The back patio of Ayse Meze Lounge in downtown Frederick looks and feels like a scene out of the early 1900s — surrounded by greenery, brick floors, white linen cloth tables, stringed lights hanging overhead and vintage metal chairs painted in white and shades of blue.
Kate Winslet dressed as she was in “Titanic” should be sitting at one of the tables, daintily sipping on a cup of tea. Instead, on a Tuesday night, the patio is filled with families, couples, and friends of the Frederick area sharing meze while a dance lesson takes place against the back wall.
The dance lessons occur the first and third Tuesday of the month and are free to the public, providing the perfect opportunity to work out all the meze that undoubtedly will be consumed when dining at Ayse.
The Shab Row restaurant serves Eastern Mediterranean cuisine, meaning more often than not there will be a Turkish spin on the most recognizable Mediterranean dishes.
Most of the menu is also meze, which means small plates. These plates are meant to be ordered in abundance and shared. A full meal could be had off meze alone, because although it means “small plates” the portions at Ayse are substantial and filling.
Whether or not this your first or 25th time having Mediterranean food, start with the Raki. The corporate chef of Ayse, Rick Ade, said Raki is a traditional drink meant to be paired with meze. Similar to Sambuca, the liquor has a licorice flavor and is served with water and ice allowing the drinker to mix everything together and be in control of how strong their cocktail is. Once combined, the aperitif is sweet and easy to sip on.
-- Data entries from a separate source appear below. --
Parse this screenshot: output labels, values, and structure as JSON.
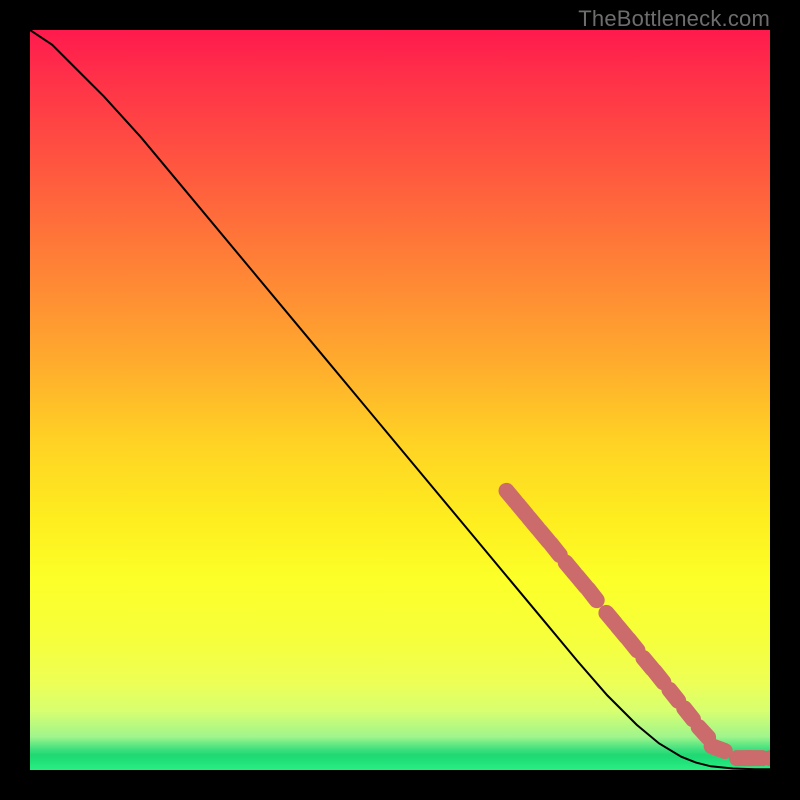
{
  "watermark": "TheBottleneck.com",
  "colors": {
    "marker": "#cc6b6b",
    "curve": "#000000",
    "frame": "#000000"
  },
  "chart_data": {
    "type": "line",
    "title": "",
    "xlabel": "",
    "ylabel": "",
    "xlim": [
      0,
      100
    ],
    "ylim": [
      0,
      100
    ],
    "grid": false,
    "legend": false,
    "series": [
      {
        "name": "curve",
        "x": [
          0,
          3,
          6,
          10,
          15,
          20,
          30,
          40,
          50,
          60,
          65,
          70,
          74,
          78,
          82,
          85,
          88,
          90,
          92,
          95,
          98,
          100
        ],
        "y": [
          100,
          98,
          95,
          91,
          85.5,
          79.5,
          67.5,
          55.5,
          43.5,
          31.5,
          25.5,
          19.5,
          14.7,
          10.1,
          6.1,
          3.6,
          1.8,
          1.0,
          0.5,
          0.2,
          0.1,
          0.1
        ]
      }
    ],
    "markers": {
      "name": "highlighted-points",
      "points": [
        {
          "x": 65.0,
          "y": 37.0
        },
        {
          "x": 66.5,
          "y": 35.2
        },
        {
          "x": 68.0,
          "y": 33.4
        },
        {
          "x": 69.5,
          "y": 31.6
        },
        {
          "x": 71.0,
          "y": 29.8
        },
        {
          "x": 73.0,
          "y": 27.3
        },
        {
          "x": 74.5,
          "y": 25.5
        },
        {
          "x": 76.0,
          "y": 23.7
        },
        {
          "x": 78.5,
          "y": 20.5
        },
        {
          "x": 80.0,
          "y": 18.7
        },
        {
          "x": 81.5,
          "y": 16.9
        },
        {
          "x": 83.5,
          "y": 14.4
        },
        {
          "x": 85.0,
          "y": 12.6
        },
        {
          "x": 87.0,
          "y": 10.1
        },
        {
          "x": 89.0,
          "y": 7.6
        },
        {
          "x": 91.0,
          "y": 5.1
        },
        {
          "x": 93.0,
          "y": 2.9
        },
        {
          "x": 96.5,
          "y": 1.6
        },
        {
          "x": 98.0,
          "y": 1.6
        },
        {
          "x": 101.0,
          "y": 1.6
        },
        {
          "x": 102.5,
          "y": 1.6
        }
      ],
      "radius": 8
    }
  }
}
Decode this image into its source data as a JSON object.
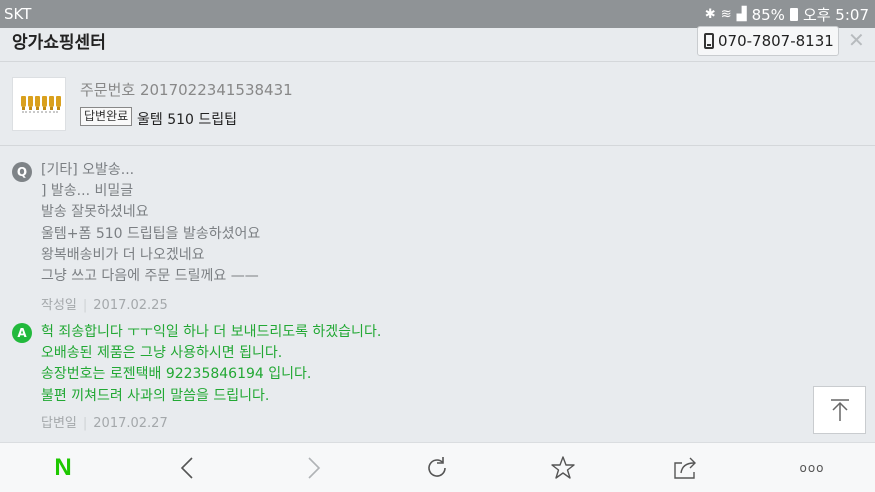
{
  "status_bar": {
    "carrier": "SKT",
    "battery": "85%",
    "time": "오후 5:07"
  },
  "header": {
    "shop_name": "앙가쇼핑센터",
    "phone": "070-7807-8131",
    "close_glyph": "✕"
  },
  "order": {
    "order_number": "주문번호 2017022341538431",
    "status_badge": "답변완료",
    "product_name": "울템 510 드립팁"
  },
  "question": {
    "icon_letter": "Q",
    "lines": [
      "[기타] 오발송...",
      "] 발송... 비밀글",
      "발송 잘못하셨네요",
      "울템+폼 510 드립팁을 발송하셨어요",
      "왕복배송비가 더 나오겠네요",
      "그냥 쓰고 다음에 주문 드릴께요 ——"
    ],
    "date_label": "작성일",
    "date": "2017.02.25"
  },
  "answer": {
    "icon_letter": "A",
    "lines": [
      "헉 죄송합니다 ㅜㅜ익일 하나 더 보내드리도록 하겠습니다.",
      "오배송된 제품은 그냥 사용하시면 됩니다.",
      "송장번호는 로젠택배 92235846194 입니다.",
      "불편 끼쳐드려 사과의 말씀을 드립니다."
    ],
    "date_label": "답변일",
    "date": "2017.02.27"
  },
  "nav": {
    "logo": "N",
    "more": "ooo"
  },
  "colors": {
    "answer_green": "#22a834",
    "naver_green": "#1ec800",
    "status_bar": "#8f9396"
  },
  "icons": [
    "bluetooth-icon",
    "wifi-icon",
    "signal-icon",
    "battery-icon",
    "phone-icon",
    "close-icon",
    "scroll-top-icon",
    "back-icon",
    "forward-icon",
    "refresh-icon",
    "bookmark-star-icon",
    "share-icon",
    "more-icon"
  ]
}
Ayse’s signature dish came as a big surprise, as it as an item on the menu that can be easily overlooked compared to some of the more known Mediterranean fare. The Brussels sprouts, or more specifically “Bruksel Lahanasi,” was recommended by both Ade and the waitstaff, and surprisingly lived up to and surpassed the hype.
“It’s a little bit of everything,” Ade said.
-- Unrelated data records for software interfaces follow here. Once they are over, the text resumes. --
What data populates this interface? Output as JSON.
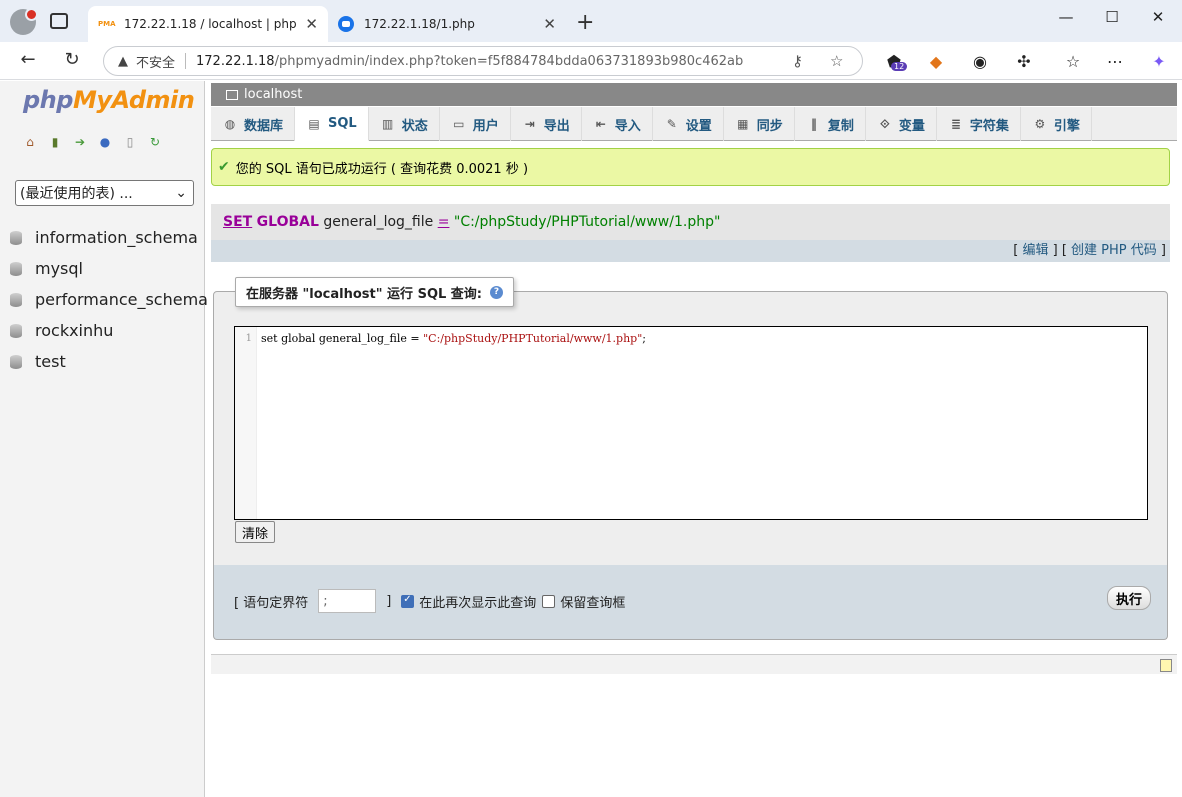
{
  "browser": {
    "tabs": [
      {
        "title": "172.22.1.18 / localhost | phpMyAdmin",
        "favicon": "pma-icon",
        "active": true
      },
      {
        "title": "172.22.1.18/1.php",
        "favicon": "chat-icon",
        "active": false
      }
    ],
    "omnibox": {
      "security_label": "不安全",
      "host": "172.22.1.18",
      "path": "/phpmyadmin/index.php?token=f5f884784bdda063731893b980c462ab"
    },
    "extension_badge": "12"
  },
  "sidebar": {
    "logo": {
      "php": "php",
      "my": "My",
      "admin": "Admin"
    },
    "recent_select": "(最近使用的表) ...",
    "databases": [
      "information_schema",
      "mysql",
      "performance_schema",
      "rockxinhu",
      "test"
    ]
  },
  "server_bar": {
    "label": "localhost"
  },
  "topmenu": [
    {
      "label": "数据库",
      "icon": "database-icon"
    },
    {
      "label": "SQL",
      "icon": "sql-icon"
    },
    {
      "label": "状态",
      "icon": "status-icon"
    },
    {
      "label": "用户",
      "icon": "users-icon"
    },
    {
      "label": "导出",
      "icon": "export-icon"
    },
    {
      "label": "导入",
      "icon": "import-icon"
    },
    {
      "label": "设置",
      "icon": "wrench-icon"
    },
    {
      "label": "同步",
      "icon": "sync-icon"
    },
    {
      "label": "复制",
      "icon": "replication-icon"
    },
    {
      "label": "变量",
      "icon": "variables-icon"
    },
    {
      "label": "字符集",
      "icon": "charset-icon"
    },
    {
      "label": "引擎",
      "icon": "engines-icon"
    }
  ],
  "success_message": "您的 SQL 语句已成功运行 ( 查询花费 0.0021 秒 )",
  "executed_sql": {
    "kw_set": "SET",
    "kw_global": "GLOBAL",
    "var": "general_log_file",
    "op": "=",
    "value": "\"C:/phpStudy/PHPTutorial/www/1.php\""
  },
  "sql_links": {
    "edit": "编辑",
    "create_php": "创建 PHP 代码"
  },
  "query_box": {
    "legend": "在服务器 \"localhost\" 运行 SQL 查询:",
    "line_number": "1",
    "code_prefix": "set global general_log_file = ",
    "code_string": "\"C:/phpStudy/PHPTutorial/www/1.php\"",
    "code_suffix": ";",
    "clear_label": "清除"
  },
  "exec": {
    "delimiter_label": "[ 语句定界符",
    "delimiter_value": ";",
    "bracket_close": "]",
    "show_again_label": "在此再次显示此查询",
    "show_again_checked": true,
    "retain_label": "保留查询框",
    "retain_checked": false,
    "go_label": "执行"
  }
}
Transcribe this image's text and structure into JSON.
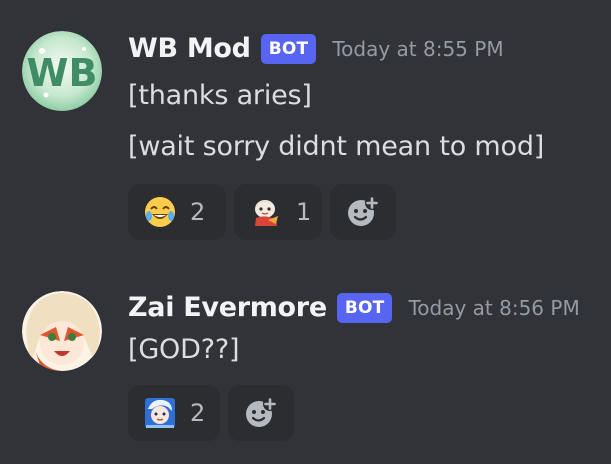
{
  "messages": [
    {
      "author": "WB Mod",
      "bot_tag": "BOT",
      "timestamp": "Today at 8:55 PM",
      "avatar_icon": "wb-logo-avatar",
      "lines": [
        "[thanks aries]",
        "[wait sorry didnt mean to mod]"
      ],
      "reactions": [
        {
          "emoji": "joy-emoji",
          "count": "2"
        },
        {
          "emoji": "custom-chibi-emoji",
          "count": "1"
        }
      ]
    },
    {
      "author": "Zai Evermore",
      "bot_tag": "BOT",
      "timestamp": "Today at 8:56 PM",
      "avatar_icon": "zai-portrait-avatar",
      "lines": [
        "[GOD??]"
      ],
      "reactions": [
        {
          "emoji": "custom-blue-character-emoji",
          "count": "2"
        }
      ]
    }
  ],
  "colors": {
    "background": "#313338",
    "bot_tag": "#5865f2",
    "reaction_bg": "#2b2d31",
    "timestamp": "#949ba4"
  }
}
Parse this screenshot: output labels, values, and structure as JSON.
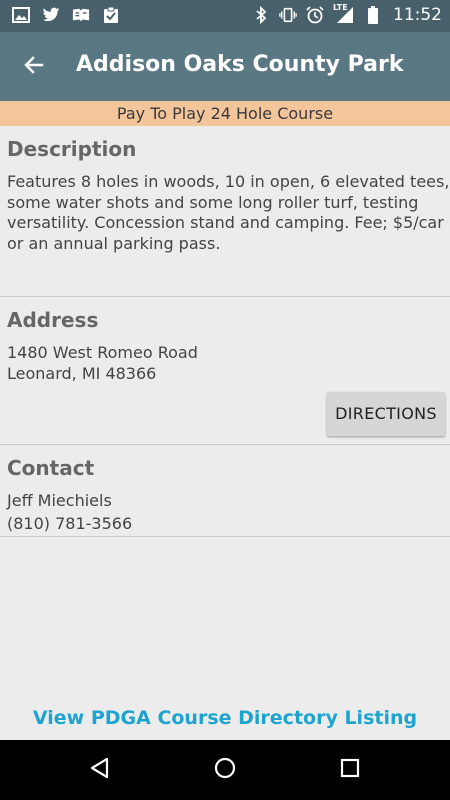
{
  "status_bar": {
    "time": "11:52",
    "network_label": "LTE",
    "left_icons": [
      "gallery-icon",
      "twitter-icon",
      "news-icon",
      "clipboard-check-icon"
    ],
    "right_icons": [
      "bluetooth-icon",
      "vibrate-icon",
      "alarm-icon",
      "lte-signal-icon",
      "battery-icon"
    ]
  },
  "app_bar": {
    "title": "Addison Oaks County Park",
    "back_icon": "arrow-left-icon"
  },
  "banner": {
    "text": "Pay To Play 24 Hole Course"
  },
  "description": {
    "title": "Description",
    "text": "Features 8 holes in woods, 10 in open, 6 elevated tees, some water shots and some long roller turf, testing versatility. Concession stand and camping. Fee; $5/car or an annual parking pass."
  },
  "address": {
    "title": "Address",
    "line1": "1480 West Romeo Road",
    "line2": "Leonard, MI 48366",
    "directions_label": "DIRECTIONS"
  },
  "contact": {
    "title": "Contact",
    "name": "Jeff Miechiels",
    "phone": "(810) 781-3566"
  },
  "footer_link": "View PDGA Course Directory Listing",
  "nav_bar": {
    "icons": [
      "back-triangle-icon",
      "home-circle-icon",
      "recents-square-icon"
    ]
  },
  "colors": {
    "status_bar": "#48606c",
    "app_bar": "#5a7884",
    "banner": "#f3c59b",
    "link": "#1ea5cf",
    "background": "#ececec"
  }
}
Almost fully charred and tossed with walnuts, capers, currants and honey, this meze was addicting. The flavor was reminiscent of the sweet-savory tang present in many Chinese takeout dishes — like a General Tso’s chicken — but on a much more elevated level.
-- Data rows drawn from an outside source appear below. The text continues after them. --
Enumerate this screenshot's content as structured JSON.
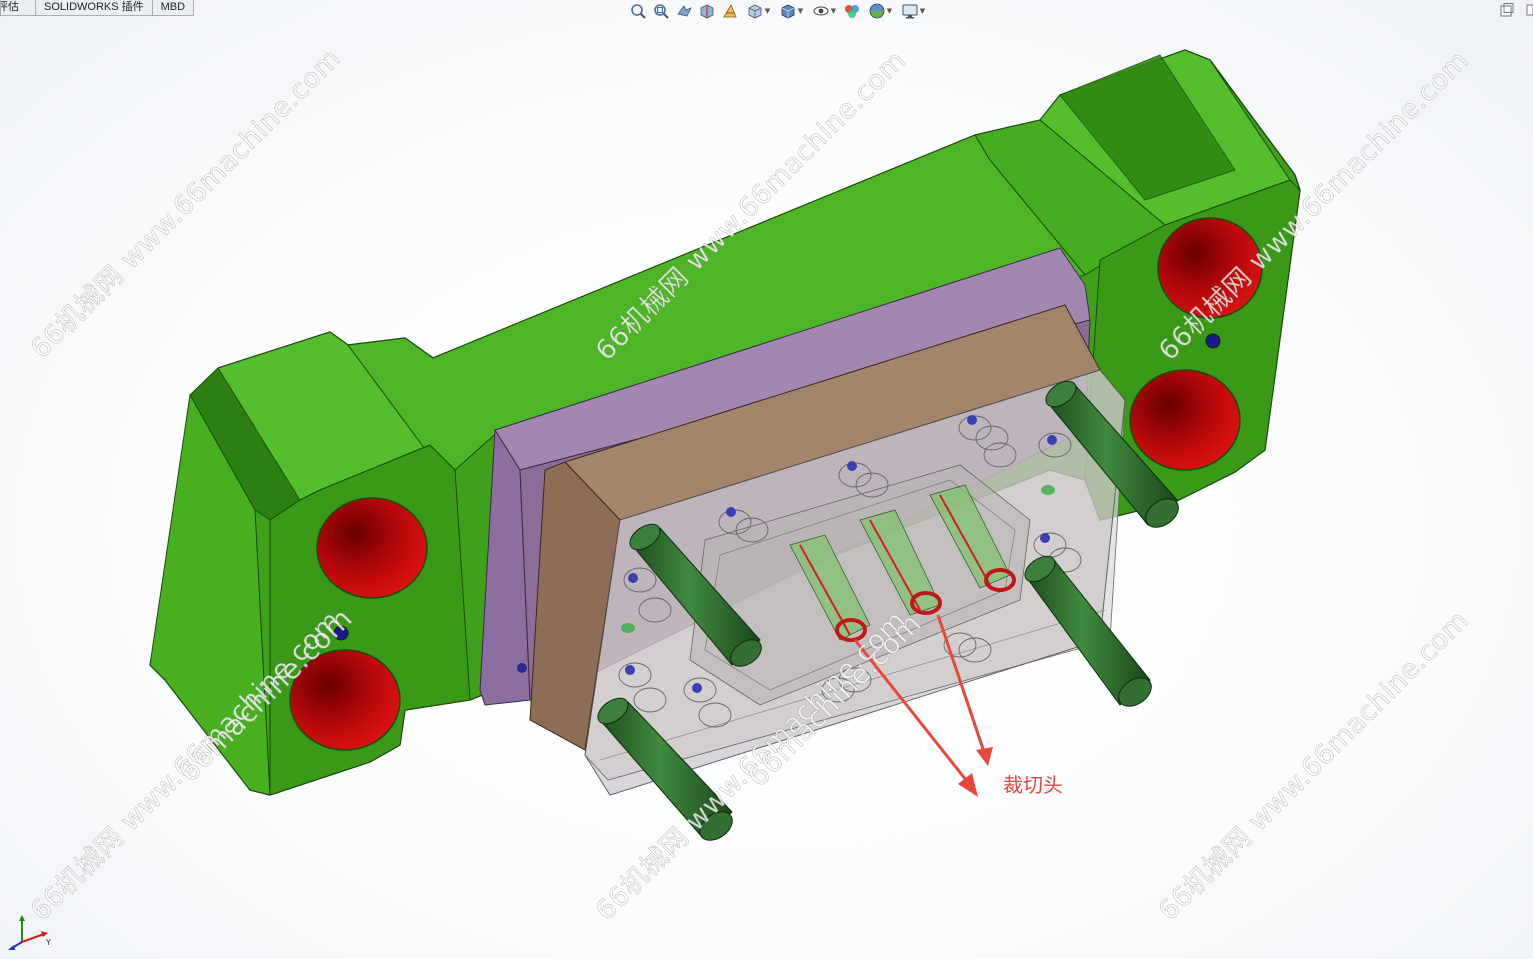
{
  "tabs": [
    "评估",
    "SOLIDWORKS 插件",
    "MBD"
  ],
  "hud_toolbar": {
    "icons": [
      "zoom-to-fit-icon",
      "zoom-area-icon",
      "previous-view-icon",
      "section-view-icon",
      "dynamic-annotation-icon",
      "view-orientation-icon",
      "display-style-icon",
      "hide-show-icon",
      "edit-appearance-icon",
      "apply-scene-icon",
      "view-settings-icon"
    ]
  },
  "watermark": "66机械网 www.66machine.com",
  "watermark_center": "66machine.com",
  "callout": {
    "label": "裁切头",
    "color": "#e8483c"
  },
  "colors": {
    "clamp_plate": "#3ea01a",
    "plate_purple": "#8c6f98",
    "plate_brown": "#9a7d68",
    "guide_pin": "#2c6b2c",
    "hole": "#c4090c"
  }
}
For everyone who’s dislike of Brussels sprouts has been a constant since childhood, try these and you’ll be converted.
For a chance to experience the variety of flavors available at Ayse in one dish, turn to the spread sampler. It presents a fantastic baba ghanoush and another lovely dip called “muhammara” which is chili-red in color and looks like it could put your mouth on fire but instead reveals a crunchy sweetness after one bite.
The crunch comes from walnuts and the sweetness comes from a combination of bell pepper, hot pepper and pomegranate.
The tzatziki, which also comes with the sampler, holds its own. Oftentimes tzatziki can become runny and watery, but Ayse’s maintains its thickness and is incredibly creamy.
The spread sampler is served with freshly baked pita but can also be delivered to the table with a plate of raw vegetables such as broccoli and carrots for a small up-charge of $5.
Ayse’s hummus, which is also included in the spread sampler, is different in a good way. The slightly grainy texture and nutty flavor of the chickpeas are present but then comes a surprising tang of lemon, which along with the Brussel sprouts makes the hummus addicting.
The falafel was a bit disappointing. Dry and flavorless, they didn’t add much to the array of meze on the table but were edible due to the tahini and diced cucumbers and tomatoes that come alongside it.
The other disappointing bit was the service. When attending the restaurant for dinner it took over five minutes once seated, to be greeted by a waiter. And although attentive afterward, the service as a whole was slow, dragging dinner out much longer than it needed to be.
The lunch service was better but there were fewer customers and most guests were seated in close proximity to each other in the main dining room.
If feeling extra hungry for either lunch or dinner, the moussaka is thick, tall and full of comfort. The eggplant was a little harder to taste and identify in Ayse’s version than in more traditional Greek moussaka but it was a welcomed difference in what is one of my all-time favorite dishes.
For dessert, stay traditional with the Baklava. Crunchy and soft in all the right places and not overly sweet as some baklava can be, it is the perfect way to end a Mediterranean journey at Ayse.
Normally, I can eat baklava by itself but Ayse serves it with whipped cream and a small scoop of traditional Turkish ice cream called “Sakiz” which extracts its flavor from the tubers of orchids.
Whether the ice cream and whipped cream add anything to the desert is up to the individual diner — I couldn’t decide — but I will admit that it makes sharing the dessert easier as there is more to go around.
And “more to go around” seems to be the continuous theme at Ayse, with a never-ending list of meze to try and a presentation of a different side of Mediterranean food that is both unexpected and enjoyable.
Katryna Perera is the food reporter and critic for the Frederick News-Post. A long time “food enthusiast” she has taken cooking classes both domestically and internationally and is continuously following food trends and restaurant openings. She also briefly studied food reporting while attending Columbia University’s Graduate School of Journalism.
Follow Katryna Perera on Twitter: @katrynajill.